» **WORK ITEM**
What is the number of lines in the data that contain "flag"? Nothing besides that number, please.

» **RECORDS FOR THIS TASK**
--- START ---

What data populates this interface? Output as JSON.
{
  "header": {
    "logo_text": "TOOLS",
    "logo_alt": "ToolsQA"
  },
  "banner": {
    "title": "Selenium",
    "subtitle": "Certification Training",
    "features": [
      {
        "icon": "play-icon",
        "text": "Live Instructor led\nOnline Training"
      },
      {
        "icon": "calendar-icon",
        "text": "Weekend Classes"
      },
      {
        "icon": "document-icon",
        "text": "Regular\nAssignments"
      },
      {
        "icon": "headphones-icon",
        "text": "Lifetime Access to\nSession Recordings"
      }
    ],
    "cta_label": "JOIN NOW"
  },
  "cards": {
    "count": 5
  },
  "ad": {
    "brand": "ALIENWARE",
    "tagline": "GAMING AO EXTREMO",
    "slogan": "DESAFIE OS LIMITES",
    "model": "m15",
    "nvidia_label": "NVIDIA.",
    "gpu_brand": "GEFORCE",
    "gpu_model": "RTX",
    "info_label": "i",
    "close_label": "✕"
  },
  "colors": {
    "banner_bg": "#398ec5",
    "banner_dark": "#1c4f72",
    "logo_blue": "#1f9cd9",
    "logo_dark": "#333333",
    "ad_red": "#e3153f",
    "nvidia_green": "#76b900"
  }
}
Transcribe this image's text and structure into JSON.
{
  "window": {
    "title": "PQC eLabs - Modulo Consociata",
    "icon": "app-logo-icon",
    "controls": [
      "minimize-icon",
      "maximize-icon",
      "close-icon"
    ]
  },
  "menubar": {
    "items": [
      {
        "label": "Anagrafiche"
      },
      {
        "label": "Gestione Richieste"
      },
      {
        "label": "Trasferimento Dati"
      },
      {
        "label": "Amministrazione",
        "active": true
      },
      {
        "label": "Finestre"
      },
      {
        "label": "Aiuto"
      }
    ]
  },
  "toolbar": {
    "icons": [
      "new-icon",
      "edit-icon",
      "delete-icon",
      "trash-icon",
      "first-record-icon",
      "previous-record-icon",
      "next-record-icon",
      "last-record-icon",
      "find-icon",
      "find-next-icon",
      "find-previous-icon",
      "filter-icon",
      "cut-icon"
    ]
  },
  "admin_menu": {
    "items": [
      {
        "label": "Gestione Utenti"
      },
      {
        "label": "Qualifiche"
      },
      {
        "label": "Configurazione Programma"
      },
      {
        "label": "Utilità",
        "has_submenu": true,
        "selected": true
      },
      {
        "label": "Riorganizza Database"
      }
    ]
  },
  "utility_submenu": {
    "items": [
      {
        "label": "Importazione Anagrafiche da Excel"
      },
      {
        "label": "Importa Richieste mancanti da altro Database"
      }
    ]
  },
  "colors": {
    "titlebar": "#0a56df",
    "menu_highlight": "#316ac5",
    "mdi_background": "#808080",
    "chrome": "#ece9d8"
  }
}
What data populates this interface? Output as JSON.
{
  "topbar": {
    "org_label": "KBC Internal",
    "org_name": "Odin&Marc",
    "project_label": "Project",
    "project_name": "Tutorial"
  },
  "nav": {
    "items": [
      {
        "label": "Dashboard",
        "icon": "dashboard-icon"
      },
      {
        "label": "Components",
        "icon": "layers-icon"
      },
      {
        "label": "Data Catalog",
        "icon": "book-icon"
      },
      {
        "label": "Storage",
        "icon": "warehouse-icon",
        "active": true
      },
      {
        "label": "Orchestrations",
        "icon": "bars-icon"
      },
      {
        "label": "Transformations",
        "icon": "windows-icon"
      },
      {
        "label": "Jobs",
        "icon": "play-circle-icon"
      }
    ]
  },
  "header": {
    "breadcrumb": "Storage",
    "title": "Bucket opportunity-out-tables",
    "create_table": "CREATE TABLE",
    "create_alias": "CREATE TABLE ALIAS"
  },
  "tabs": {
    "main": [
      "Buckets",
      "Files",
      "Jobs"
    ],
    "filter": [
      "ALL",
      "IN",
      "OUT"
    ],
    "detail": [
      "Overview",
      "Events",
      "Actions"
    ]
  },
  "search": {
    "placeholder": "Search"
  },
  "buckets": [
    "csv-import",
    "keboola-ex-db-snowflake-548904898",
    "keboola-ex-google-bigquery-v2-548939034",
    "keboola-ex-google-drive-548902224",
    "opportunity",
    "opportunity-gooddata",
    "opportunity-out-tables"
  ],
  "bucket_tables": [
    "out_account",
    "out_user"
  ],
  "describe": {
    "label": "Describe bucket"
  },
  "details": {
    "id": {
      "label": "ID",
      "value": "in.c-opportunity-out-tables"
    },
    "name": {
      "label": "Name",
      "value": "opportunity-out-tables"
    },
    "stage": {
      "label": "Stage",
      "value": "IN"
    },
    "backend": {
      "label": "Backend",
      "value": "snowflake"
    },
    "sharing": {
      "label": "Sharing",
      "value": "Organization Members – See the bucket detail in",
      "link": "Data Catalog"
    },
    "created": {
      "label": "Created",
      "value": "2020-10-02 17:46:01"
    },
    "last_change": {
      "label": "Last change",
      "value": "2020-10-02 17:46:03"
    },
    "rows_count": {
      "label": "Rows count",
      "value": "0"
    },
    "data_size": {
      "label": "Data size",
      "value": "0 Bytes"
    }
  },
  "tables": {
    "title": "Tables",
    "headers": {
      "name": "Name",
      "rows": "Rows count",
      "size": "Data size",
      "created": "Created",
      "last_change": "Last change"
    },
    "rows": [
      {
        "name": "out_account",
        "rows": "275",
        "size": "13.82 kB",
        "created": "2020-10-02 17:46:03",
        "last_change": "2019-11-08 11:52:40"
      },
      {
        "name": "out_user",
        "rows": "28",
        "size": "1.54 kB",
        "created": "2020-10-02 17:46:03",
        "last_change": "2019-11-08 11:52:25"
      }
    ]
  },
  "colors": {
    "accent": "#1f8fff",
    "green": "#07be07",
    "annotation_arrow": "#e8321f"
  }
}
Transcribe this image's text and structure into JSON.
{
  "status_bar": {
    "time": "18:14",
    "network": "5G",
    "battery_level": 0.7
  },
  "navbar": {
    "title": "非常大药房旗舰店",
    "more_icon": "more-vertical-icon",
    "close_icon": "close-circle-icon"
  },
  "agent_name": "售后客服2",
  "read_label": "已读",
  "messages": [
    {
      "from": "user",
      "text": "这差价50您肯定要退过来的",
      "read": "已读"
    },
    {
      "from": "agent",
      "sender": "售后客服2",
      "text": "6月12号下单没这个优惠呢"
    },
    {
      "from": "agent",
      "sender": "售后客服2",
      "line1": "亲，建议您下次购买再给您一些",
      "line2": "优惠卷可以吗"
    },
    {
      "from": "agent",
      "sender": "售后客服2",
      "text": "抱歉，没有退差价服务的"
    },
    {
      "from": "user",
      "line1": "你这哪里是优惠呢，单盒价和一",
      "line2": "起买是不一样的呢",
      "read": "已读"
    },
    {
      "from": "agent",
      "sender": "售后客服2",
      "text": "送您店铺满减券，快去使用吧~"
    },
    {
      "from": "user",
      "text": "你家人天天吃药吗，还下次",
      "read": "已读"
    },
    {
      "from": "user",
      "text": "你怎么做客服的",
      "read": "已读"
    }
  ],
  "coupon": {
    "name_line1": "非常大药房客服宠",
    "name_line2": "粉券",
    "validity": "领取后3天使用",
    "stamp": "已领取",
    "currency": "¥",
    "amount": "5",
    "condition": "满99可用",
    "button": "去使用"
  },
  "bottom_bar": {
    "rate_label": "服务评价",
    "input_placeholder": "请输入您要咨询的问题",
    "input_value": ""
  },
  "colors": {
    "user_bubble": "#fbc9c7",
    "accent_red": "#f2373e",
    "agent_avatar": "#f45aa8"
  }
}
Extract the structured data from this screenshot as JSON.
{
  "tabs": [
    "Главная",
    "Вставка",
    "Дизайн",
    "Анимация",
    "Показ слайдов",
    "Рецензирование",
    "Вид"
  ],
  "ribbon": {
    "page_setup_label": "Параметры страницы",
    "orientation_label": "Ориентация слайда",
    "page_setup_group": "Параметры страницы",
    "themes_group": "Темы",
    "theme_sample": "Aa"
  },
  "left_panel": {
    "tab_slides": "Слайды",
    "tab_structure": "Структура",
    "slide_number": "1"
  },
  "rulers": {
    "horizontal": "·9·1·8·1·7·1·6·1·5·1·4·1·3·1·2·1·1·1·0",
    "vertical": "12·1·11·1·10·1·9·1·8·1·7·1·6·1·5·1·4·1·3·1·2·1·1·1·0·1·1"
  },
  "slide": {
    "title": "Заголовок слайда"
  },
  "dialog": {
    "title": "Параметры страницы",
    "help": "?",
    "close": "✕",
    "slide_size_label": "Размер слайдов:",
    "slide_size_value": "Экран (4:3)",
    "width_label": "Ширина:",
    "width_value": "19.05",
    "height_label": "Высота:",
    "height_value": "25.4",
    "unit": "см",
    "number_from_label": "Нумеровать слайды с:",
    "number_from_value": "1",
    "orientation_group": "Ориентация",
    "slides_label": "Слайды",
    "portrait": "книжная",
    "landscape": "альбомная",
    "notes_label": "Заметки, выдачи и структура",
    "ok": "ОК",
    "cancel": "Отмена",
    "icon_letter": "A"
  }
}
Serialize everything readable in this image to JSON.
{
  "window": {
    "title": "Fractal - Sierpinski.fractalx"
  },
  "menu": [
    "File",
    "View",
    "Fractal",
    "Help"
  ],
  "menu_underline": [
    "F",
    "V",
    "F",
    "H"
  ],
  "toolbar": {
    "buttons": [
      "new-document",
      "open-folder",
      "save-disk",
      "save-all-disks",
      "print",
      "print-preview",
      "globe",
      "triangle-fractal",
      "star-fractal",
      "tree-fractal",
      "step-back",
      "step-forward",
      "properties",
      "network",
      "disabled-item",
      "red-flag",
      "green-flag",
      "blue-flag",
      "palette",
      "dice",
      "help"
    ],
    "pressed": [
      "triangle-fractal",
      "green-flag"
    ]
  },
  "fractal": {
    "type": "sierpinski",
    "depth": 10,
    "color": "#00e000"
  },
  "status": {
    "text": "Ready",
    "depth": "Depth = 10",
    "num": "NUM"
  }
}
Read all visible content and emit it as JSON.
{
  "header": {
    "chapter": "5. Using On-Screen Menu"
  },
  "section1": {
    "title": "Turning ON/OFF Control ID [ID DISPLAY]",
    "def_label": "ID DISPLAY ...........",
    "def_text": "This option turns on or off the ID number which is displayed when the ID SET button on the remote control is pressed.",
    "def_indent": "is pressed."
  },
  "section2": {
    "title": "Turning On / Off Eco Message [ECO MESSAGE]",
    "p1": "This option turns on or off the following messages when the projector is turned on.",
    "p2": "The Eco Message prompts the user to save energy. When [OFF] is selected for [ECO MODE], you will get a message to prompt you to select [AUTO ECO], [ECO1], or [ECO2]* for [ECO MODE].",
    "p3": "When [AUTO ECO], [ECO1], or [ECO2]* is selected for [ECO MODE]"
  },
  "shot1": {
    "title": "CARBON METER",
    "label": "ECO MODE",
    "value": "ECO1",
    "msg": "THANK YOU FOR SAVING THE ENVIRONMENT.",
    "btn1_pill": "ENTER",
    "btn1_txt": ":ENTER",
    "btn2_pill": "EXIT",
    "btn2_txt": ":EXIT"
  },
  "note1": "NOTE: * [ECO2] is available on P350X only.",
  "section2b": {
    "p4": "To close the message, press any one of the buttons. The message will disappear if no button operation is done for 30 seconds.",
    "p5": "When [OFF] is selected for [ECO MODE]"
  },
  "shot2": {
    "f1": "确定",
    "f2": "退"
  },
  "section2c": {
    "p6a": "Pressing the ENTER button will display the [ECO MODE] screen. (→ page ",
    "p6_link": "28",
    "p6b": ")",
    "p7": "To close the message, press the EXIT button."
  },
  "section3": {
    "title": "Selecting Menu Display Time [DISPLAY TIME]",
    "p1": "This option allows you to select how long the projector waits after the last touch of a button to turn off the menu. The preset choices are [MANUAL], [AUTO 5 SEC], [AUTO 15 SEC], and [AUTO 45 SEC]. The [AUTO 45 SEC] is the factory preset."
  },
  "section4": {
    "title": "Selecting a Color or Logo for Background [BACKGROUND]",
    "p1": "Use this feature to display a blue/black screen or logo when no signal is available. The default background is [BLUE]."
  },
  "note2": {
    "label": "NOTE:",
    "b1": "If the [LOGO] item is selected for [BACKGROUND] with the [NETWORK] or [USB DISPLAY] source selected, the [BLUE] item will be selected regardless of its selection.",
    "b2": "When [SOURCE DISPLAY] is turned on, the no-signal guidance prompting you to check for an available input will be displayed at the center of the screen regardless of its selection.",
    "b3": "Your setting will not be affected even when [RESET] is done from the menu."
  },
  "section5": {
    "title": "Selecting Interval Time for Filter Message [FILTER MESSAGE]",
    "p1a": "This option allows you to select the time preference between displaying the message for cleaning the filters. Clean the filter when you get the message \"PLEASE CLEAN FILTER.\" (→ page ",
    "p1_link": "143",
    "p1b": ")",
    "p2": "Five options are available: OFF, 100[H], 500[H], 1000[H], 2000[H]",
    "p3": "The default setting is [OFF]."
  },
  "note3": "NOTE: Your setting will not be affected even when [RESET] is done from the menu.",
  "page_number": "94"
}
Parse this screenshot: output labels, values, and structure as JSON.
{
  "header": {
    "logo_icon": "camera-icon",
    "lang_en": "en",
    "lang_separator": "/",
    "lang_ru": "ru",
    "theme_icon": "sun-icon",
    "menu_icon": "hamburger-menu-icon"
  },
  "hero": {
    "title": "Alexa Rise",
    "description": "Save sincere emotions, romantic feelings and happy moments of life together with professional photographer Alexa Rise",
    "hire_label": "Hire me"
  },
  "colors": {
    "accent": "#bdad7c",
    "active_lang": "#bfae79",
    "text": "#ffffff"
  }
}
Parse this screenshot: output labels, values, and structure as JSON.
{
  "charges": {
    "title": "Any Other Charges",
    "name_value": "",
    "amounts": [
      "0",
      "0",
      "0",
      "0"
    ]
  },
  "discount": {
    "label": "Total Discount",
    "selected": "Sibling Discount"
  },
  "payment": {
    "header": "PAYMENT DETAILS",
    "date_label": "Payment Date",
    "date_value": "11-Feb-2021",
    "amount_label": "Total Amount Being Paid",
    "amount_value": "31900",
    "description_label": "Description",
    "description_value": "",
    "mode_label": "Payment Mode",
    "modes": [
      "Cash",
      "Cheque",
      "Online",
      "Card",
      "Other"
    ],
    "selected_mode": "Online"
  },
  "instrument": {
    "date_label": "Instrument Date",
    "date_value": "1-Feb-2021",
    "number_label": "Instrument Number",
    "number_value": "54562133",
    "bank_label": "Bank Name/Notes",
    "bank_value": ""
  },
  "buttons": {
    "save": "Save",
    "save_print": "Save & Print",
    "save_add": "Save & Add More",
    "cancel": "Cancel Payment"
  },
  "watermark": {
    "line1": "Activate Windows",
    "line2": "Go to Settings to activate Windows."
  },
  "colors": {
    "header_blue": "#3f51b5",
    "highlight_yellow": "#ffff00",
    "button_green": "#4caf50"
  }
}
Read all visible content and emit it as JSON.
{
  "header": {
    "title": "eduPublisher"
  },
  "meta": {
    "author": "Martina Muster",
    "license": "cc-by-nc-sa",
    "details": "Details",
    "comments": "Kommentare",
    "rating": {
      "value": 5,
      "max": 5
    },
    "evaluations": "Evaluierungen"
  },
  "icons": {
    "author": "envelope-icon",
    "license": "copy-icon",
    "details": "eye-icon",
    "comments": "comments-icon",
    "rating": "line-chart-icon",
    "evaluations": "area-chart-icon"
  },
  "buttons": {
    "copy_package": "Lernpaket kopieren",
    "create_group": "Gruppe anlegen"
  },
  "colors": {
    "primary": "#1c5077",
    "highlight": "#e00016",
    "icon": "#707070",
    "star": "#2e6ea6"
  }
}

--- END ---

» **RESULT OF THE TASK**
4